◆ **SUPPLIED DATA**
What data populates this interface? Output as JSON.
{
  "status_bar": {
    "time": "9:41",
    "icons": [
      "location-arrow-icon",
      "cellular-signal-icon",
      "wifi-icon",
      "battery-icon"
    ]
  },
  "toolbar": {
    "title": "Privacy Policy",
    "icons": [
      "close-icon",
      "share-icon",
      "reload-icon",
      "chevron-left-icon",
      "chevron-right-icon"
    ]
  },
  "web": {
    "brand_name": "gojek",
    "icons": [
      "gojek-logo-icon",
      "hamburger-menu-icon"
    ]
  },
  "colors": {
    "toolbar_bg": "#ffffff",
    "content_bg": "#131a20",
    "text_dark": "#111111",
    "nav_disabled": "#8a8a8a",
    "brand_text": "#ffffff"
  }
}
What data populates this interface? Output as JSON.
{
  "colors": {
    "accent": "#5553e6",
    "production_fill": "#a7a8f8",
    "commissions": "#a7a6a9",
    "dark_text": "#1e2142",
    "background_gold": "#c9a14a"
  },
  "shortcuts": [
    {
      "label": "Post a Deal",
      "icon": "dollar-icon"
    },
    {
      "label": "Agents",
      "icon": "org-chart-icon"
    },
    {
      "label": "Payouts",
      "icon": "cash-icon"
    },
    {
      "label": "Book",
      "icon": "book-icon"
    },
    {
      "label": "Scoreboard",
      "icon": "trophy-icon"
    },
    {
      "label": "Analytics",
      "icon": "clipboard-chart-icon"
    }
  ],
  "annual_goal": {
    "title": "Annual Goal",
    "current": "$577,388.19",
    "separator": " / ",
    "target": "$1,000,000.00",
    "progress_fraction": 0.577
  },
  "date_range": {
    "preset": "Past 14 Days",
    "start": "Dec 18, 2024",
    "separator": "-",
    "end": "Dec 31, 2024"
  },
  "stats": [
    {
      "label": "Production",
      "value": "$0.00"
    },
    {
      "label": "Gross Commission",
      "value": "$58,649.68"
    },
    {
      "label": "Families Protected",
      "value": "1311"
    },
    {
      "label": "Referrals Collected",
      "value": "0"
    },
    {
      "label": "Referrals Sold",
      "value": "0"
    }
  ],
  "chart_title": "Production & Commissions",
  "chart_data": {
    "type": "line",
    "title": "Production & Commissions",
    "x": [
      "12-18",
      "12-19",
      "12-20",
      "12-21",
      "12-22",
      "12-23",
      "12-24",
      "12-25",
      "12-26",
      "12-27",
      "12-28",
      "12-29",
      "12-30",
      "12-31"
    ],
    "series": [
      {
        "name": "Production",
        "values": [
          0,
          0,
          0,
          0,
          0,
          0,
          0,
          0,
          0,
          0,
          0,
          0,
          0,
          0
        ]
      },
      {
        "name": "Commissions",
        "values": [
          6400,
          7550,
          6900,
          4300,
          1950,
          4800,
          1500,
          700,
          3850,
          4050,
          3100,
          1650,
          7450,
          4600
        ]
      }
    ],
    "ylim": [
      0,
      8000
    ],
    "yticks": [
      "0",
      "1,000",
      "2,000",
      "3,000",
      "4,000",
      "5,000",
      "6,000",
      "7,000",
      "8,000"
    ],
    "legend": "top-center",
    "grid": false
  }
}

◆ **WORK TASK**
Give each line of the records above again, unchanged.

◆ **EXERCISE RESPONSE**
What data populates this interface? Output as JSON.
{
  "status_bar": {
    "time": "9:41",
    "icons": [
      "location-arrow-icon",
      "cellular-signal-icon",
      "wifi-icon",
      "battery-icon"
    ]
  },
  "toolbar": {
    "title": "Privacy Policy",
    "icons": [
      "close-icon",
      "share-icon",
      "reload-icon",
      "chevron-left-icon",
      "chevron-right-icon"
    ]
  },
  "web": {
    "brand_name": "gojek",
    "icons": [
      "gojek-logo-icon",
      "hamburger-menu-icon"
    ]
  },
  "colors": {
    "toolbar_bg": "#ffffff",
    "content_bg": "#131a20",
    "text_dark": "#111111",
    "nav_disabled": "#8a8a8a",
    "brand_text": "#ffffff"
  }
}
What data populates this interface? Output as JSON.
{
  "colors": {
    "accent": "#5553e6",
    "production_fill": "#a7a8f8",
    "commissions": "#a7a6a9",
    "dark_text": "#1e2142",
    "background_gold": "#c9a14a"
  },
  "shortcuts": [
    {
      "label": "Post a Deal",
      "icon": "dollar-icon"
    },
    {
      "label": "Agents",
      "icon": "org-chart-icon"
    },
    {
      "label": "Payouts",
      "icon": "cash-icon"
    },
    {
      "label": "Book",
      "icon": "book-icon"
    },
    {
      "label": "Scoreboard",
      "icon": "trophy-icon"
    },
    {
      "label": "Analytics",
      "icon": "clipboard-chart-icon"
    }
  ],
  "annual_goal": {
    "title": "Annual Goal",
    "current": "$577,388.19",
    "separator": " / ",
    "target": "$1,000,000.00",
    "progress_fraction": 0.577
  },
  "date_range": {
    "preset": "Past 14 Days",
    "start": "Dec 18, 2024",
    "separator": "-",
    "end": "Dec 31, 2024"
  },
  "stats": [
    {
      "label": "Production",
      "value": "$0.00"
    },
    {
      "label": "Gross Commission",
      "value": "$58,649.68"
    },
    {
      "label": "Families Protected",
      "value": "1311"
    },
    {
      "label": "Referrals Collected",
      "value": "0"
    },
    {
      "label": "Referrals Sold",
      "value": "0"
    }
  ],
  "chart_title": "Production & Commissions",
  "chart_data": {
    "type": "line",
    "title": "Production & Commissions",
    "x": [
      "12-18",
      "12-19",
      "12-20",
      "12-21",
      "12-22",
      "12-23",
      "12-24",
      "12-25",
      "12-26",
      "12-27",
      "12-28",
      "12-29",
      "12-30",
      "12-31"
    ],
    "series": [
      {
        "name": "Production",
        "values": [
          0,
          0,
          0,
          0,
          0,
          0,
          0,
          0,
          0,
          0,
          0,
          0,
          0,
          0
        ]
      },
      {
        "name": "Commissions",
        "values": [
          6400,
          7550,
          6900,
          4300,
          1950,
          4800,
          1500,
          700,
          3850,
          4050,
          3100,
          1650,
          7450,
          4600
        ]
      }
    ],
    "ylim": [
      0,
      8000
    ],
    "yticks": [
      "0",
      "1,000",
      "2,000",
      "3,000",
      "4,000",
      "5,000",
      "6,000",
      "7,000",
      "8,000"
    ],
    "legend": "top-center",
    "grid": false
  }
}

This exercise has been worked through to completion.